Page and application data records
>>>

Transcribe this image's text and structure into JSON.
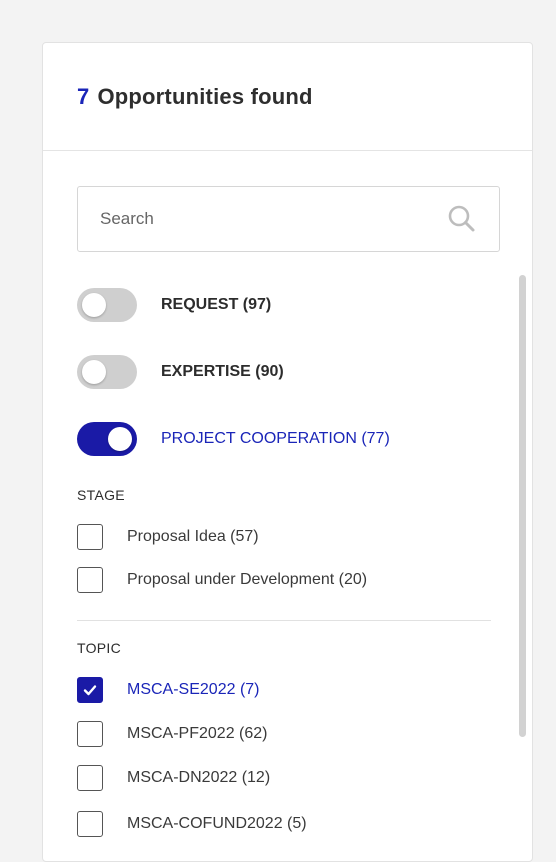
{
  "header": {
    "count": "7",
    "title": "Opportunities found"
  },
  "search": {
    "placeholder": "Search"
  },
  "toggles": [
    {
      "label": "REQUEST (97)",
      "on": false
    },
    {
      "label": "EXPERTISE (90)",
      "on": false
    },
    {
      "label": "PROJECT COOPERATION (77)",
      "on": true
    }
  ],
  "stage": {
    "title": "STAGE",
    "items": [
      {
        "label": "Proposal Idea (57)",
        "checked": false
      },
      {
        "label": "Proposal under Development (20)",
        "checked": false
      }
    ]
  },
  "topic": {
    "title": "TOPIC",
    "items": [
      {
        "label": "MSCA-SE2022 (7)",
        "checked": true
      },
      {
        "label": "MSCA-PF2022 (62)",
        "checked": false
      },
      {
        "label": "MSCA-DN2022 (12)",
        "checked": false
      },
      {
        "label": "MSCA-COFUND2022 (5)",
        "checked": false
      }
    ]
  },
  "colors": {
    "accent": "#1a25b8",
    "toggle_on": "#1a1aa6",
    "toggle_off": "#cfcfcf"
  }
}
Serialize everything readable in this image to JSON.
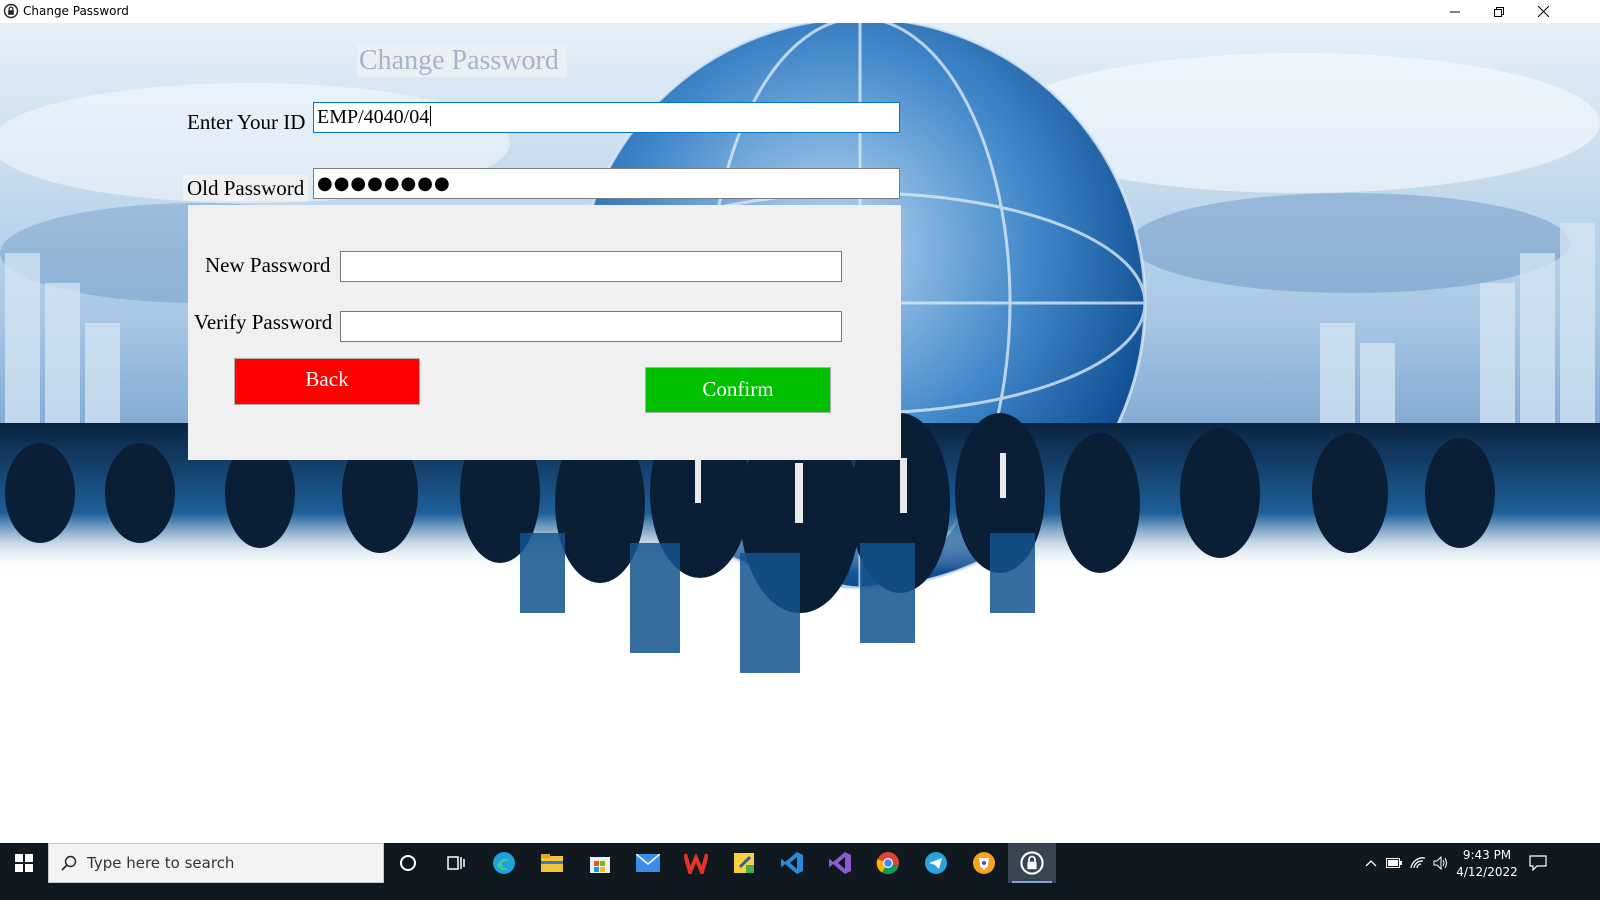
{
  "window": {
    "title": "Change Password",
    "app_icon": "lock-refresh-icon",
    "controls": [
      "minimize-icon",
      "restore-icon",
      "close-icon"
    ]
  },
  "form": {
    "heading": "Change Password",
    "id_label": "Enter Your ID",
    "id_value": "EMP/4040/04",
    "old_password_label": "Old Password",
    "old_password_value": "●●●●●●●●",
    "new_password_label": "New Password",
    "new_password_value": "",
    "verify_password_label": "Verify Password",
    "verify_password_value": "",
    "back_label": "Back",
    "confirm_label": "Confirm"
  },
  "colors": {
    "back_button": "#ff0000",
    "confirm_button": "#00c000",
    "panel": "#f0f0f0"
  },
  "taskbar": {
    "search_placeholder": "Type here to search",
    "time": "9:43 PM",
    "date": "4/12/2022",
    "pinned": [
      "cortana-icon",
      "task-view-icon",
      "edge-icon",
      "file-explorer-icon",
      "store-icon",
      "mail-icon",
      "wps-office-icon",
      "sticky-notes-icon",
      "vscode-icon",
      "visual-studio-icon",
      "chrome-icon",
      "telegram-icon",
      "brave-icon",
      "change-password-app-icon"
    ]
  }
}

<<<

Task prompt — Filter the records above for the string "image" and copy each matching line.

Solved problem —
Transcribe this image's text and structure into JSON.
Serialize everything readable in this image to JSON.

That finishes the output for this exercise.